73 - Su, Y., et al., Lithium, a common drug for bipolar disorder treatment, regulates amyloid-beta precursor protein processing. Biochemistry, 2004. 43(22): p. 6899-908.
74 - Ricobaraza, A., et al., Phenylbutyrate ameliorates cognitive deficit and reduces tau pathology in an Alzheimer's disease mouse model. Neuropsychopharmacology, 2009. 34(7): p. 1721-32.
75 - Malm, T.M., et al., Pyrrolidine dithiocarbamate activates Akt and improves spatial learning in APP/PS1 mice without affecting beta-amyloid burden. J Neurosci, 2007. 27(14): p. 3712-21.
76 - Dodart, J.C., et al., Immunization reverses memory deficits without reducing brain Abeta burden in Alzheimer's disease model. Nat Neurosci, 2002. 5(5): p. 452-7.

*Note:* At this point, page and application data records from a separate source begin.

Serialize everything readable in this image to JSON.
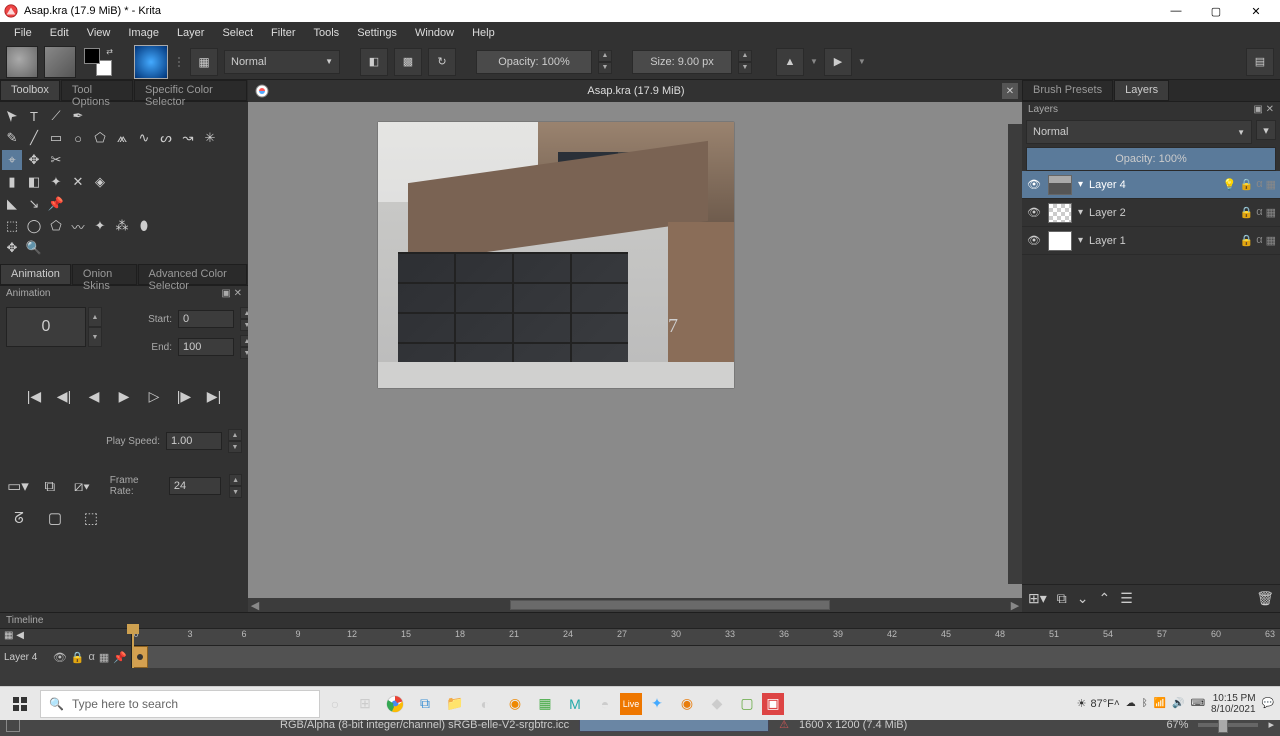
{
  "titlebar": {
    "text": "Asap.kra (17.9 MiB) * - Krita"
  },
  "menu": {
    "items": [
      "File",
      "Edit",
      "View",
      "Image",
      "Layer",
      "Select",
      "Filter",
      "Tools",
      "Settings",
      "Window",
      "Help"
    ]
  },
  "toolbar": {
    "blend_mode": "Normal",
    "opacity_label": "Opacity:  100%",
    "size_label": "Size:  9.00 px"
  },
  "left_tabs": {
    "tab1": "Toolbox",
    "tab2": "Tool Options",
    "tab3": "Specific Color Selector"
  },
  "anim_tabs": {
    "tab1": "Animation",
    "tab2": "Onion Skins",
    "tab3": "Advanced Color Selector"
  },
  "animation": {
    "panel_title": "Animation",
    "current_frame": "0",
    "start_label": "Start:",
    "start_value": "0",
    "end_label": "End:",
    "end_value": "100",
    "play_speed_label": "Play Speed:",
    "play_speed_value": "1.00",
    "frame_rate_label": "Frame Rate:",
    "frame_rate_value": "24"
  },
  "document": {
    "tab_title": "Asap.kra (17.9 MiB)",
    "house_number": "7"
  },
  "right_tabs": {
    "tab1": "Brush Presets",
    "tab2": "Layers"
  },
  "layers": {
    "header": "Layers",
    "blend_mode": "Normal",
    "opacity_label": "Opacity:  100%",
    "items": [
      {
        "name": "Layer 4"
      },
      {
        "name": "Layer 2"
      },
      {
        "name": "Layer 1"
      }
    ]
  },
  "timeline": {
    "title": "Timeline",
    "layer_name": "Layer 4",
    "ticks": [
      "0",
      "3",
      "6",
      "9",
      "12",
      "15",
      "18",
      "21",
      "24",
      "27",
      "30",
      "33",
      "36",
      "39",
      "42",
      "45",
      "48",
      "51",
      "54",
      "57",
      "60",
      "63"
    ]
  },
  "statusbar": {
    "color_info": "RGB/Alpha (8-bit integer/channel)  sRGB-elle-V2-srgbtrc.icc",
    "dimensions": "1600 x 1200 (7.4 MiB)",
    "zoom": "67%"
  },
  "taskbar": {
    "search_placeholder": "Type here to search",
    "weather_temp": "87°F",
    "time": "10:15 PM",
    "date": "8/10/2021"
  }
}
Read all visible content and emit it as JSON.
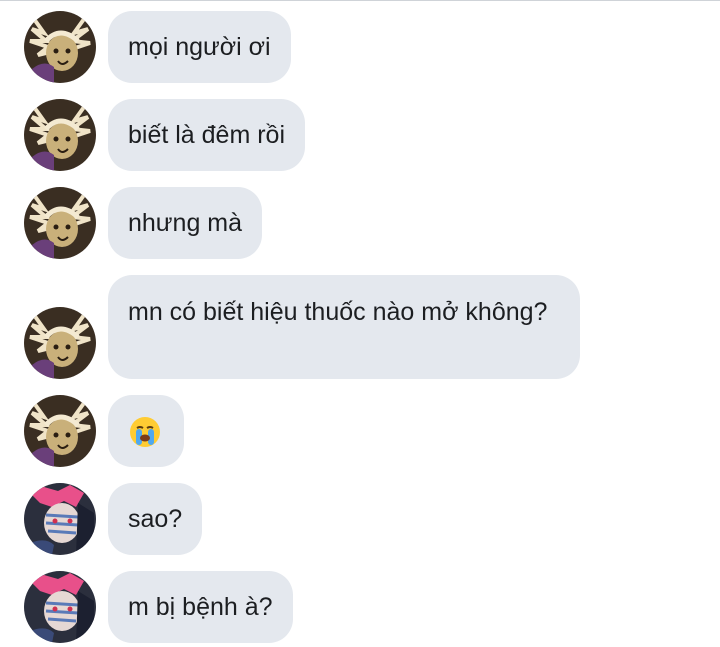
{
  "messages": [
    {
      "sender": "user-a",
      "text": "mọi người ơi"
    },
    {
      "sender": "user-a",
      "text": "biết là đêm rồi"
    },
    {
      "sender": "user-a",
      "text": "nhưng mà"
    },
    {
      "sender": "user-a",
      "text": "mn có biết hiệu thuốc nào mở không?"
    },
    {
      "sender": "user-a",
      "emoji": "loudly-crying-face-icon"
    },
    {
      "sender": "user-b",
      "text": "sao?"
    },
    {
      "sender": "user-b",
      "text": "m bị bệnh à?"
    }
  ],
  "colors": {
    "bubble": "#e4e8ee",
    "text": "#1c1e21",
    "avatar_a_bg": "#3a2e22",
    "avatar_a_hair": "#f0e4c8",
    "avatar_b_bg": "#2b2f3d",
    "avatar_b_hair": "#e8508a"
  }
}
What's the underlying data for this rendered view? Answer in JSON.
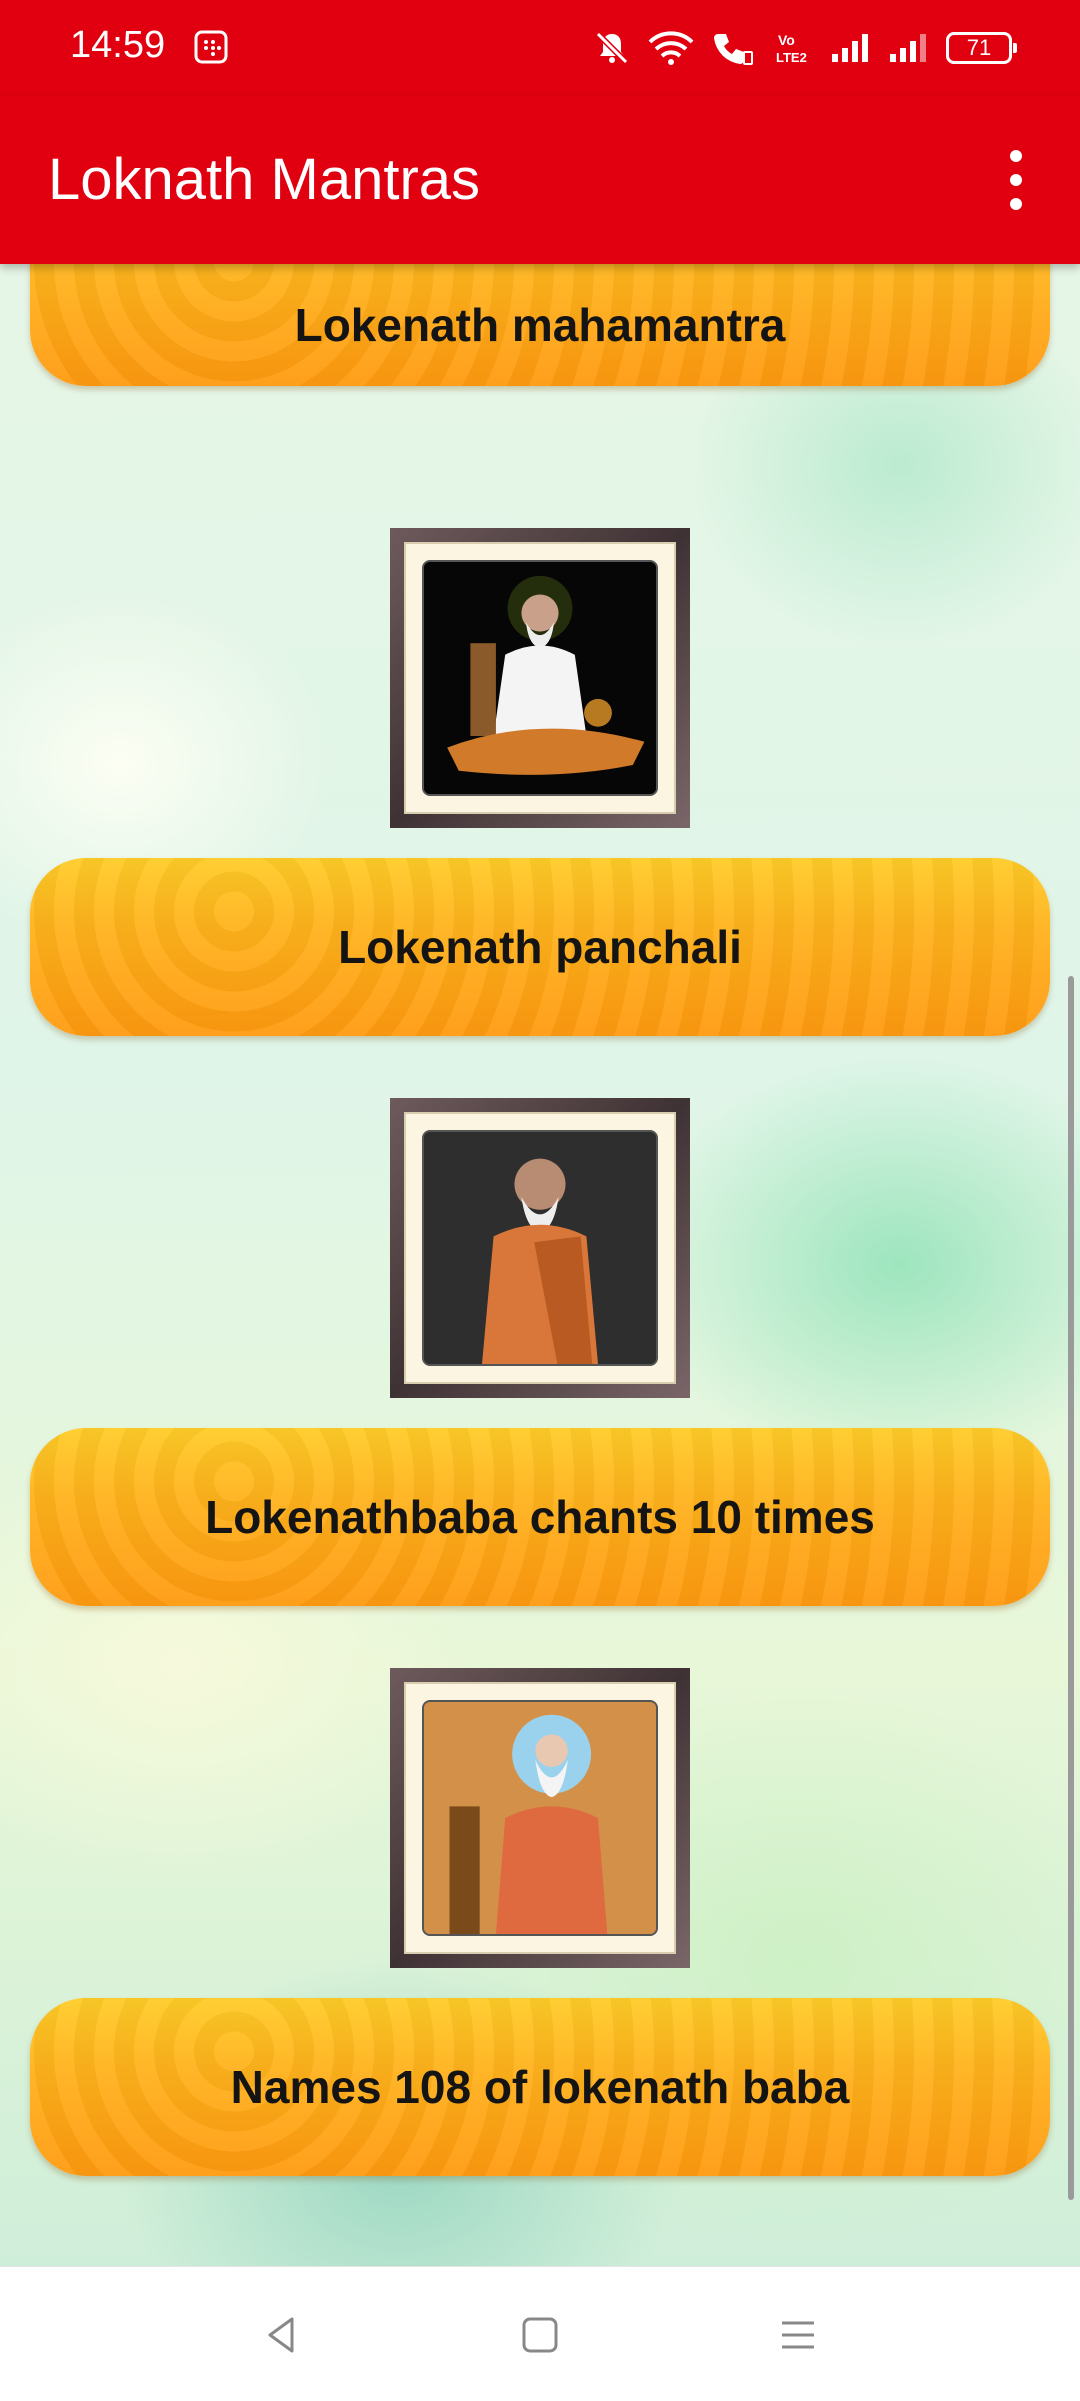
{
  "status_bar": {
    "time": "14:59",
    "battery": "71",
    "icons": [
      "notification-badge-icon",
      "mute-icon",
      "wifi-icon",
      "wifi-calling-icon",
      "volte-icon",
      "signal-icon",
      "signal-icon-2",
      "battery-icon"
    ]
  },
  "app_bar": {
    "title": "Loknath Mantras",
    "menu_icon": "more-vert-icon"
  },
  "colors": {
    "app_bar": "#e00010",
    "button_top": "#ffcc28",
    "button_bottom": "#ff9a10"
  },
  "items": [
    {
      "label": "Lokenath mahamantra",
      "image": "loknath-baba-seated-photo"
    },
    {
      "label": "Lokenath panchali",
      "image": "loknath-baba-standing-photo"
    },
    {
      "label": "Lokenathbaba chants 10 times",
      "image": "loknath-baba-painting"
    },
    {
      "label": "Names 108 of lokenath baba"
    }
  ],
  "nav_bar": {
    "back_icon": "back-icon",
    "home_icon": "home-icon",
    "recents_icon": "recents-menu-icon"
  }
}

77 - Fischer, A., et al., Recovery of learning and memory is associated with chromatin remodelling. Nature, 2007. 447(7141): p. 178-82.
78 - Long, J.M. and D.K. Lahiri, Current drug targets for modulating Alzheimer's amyloid precursor protein: role of specific micro-RNA species. Curr Med Chem, 2011. 18(22): p. 3314-21.
79 - Liu, W., et al., MicroRNA-16 targets amyloid precursor protein to potentially modulate Alzheimer's-associated pathogenesis in SAMP8 mice. Neurobiol Aging, 2012. 33(3): p. 522-34.
80 - Smith, P., et al., In vivo regulation of amyloid precursor protein neuronal splicing by microRNAs. J Neurochem, 2011. 116(2): p. 240-7.
81 - Borovecki, F., et al., Genome-wide expression profiling of human blood reveals biomarkers for Huntington's disease. Proc Natl Acad Sci U S A, 2005. 102(31): p. 11023-8.
82 - Ferrante, R.J., et al., Histone deacetylase inhibition by sodium butyrate chemotherapy ameliorates the neurodegenerative phenotype in Huntington's disease mice. J Neurosci, 2003. 23(28): p. 9418-27.
83 - Gardian, G., et al., Neuroprotective effects of phenylbutyrate in the N171-82Q transgenic mouse model of Huntington's disease. J Biol Chem, 2005. 280(1): p. 556-63.
84 - Hogarth, P., L. Lovrecic, and D. Krainc, Sodium phenylbutyrate in Huntington's disease: a dose-finding study. Mov Disord, 2007. 22(13): p. 1962-4.
85 - Packer, A.N., et al., The bifunctional microRNA miR-9/miR-9* regulates REST and CoREST and is downregulated in Huntington's disease. J Neurosci, 2008. 28(53): p. 14341-6.
86 - Zuccato, C., et al., Widespread disruption of repressor element-1 silencing transcription factor/neuron-restrictive silencer factor occupancy at its target genes in Huntington's disease. J Neurosci, 2007. 27(26): p. 6972-83.
87 - Sinha, M., J. Ghose, and N.P. Bhattarcharyya, Micro RNA -214,-150,-146a and-125b target Huntingtin gene. RNA Biol, 2011. 8(6): p. 1005-21.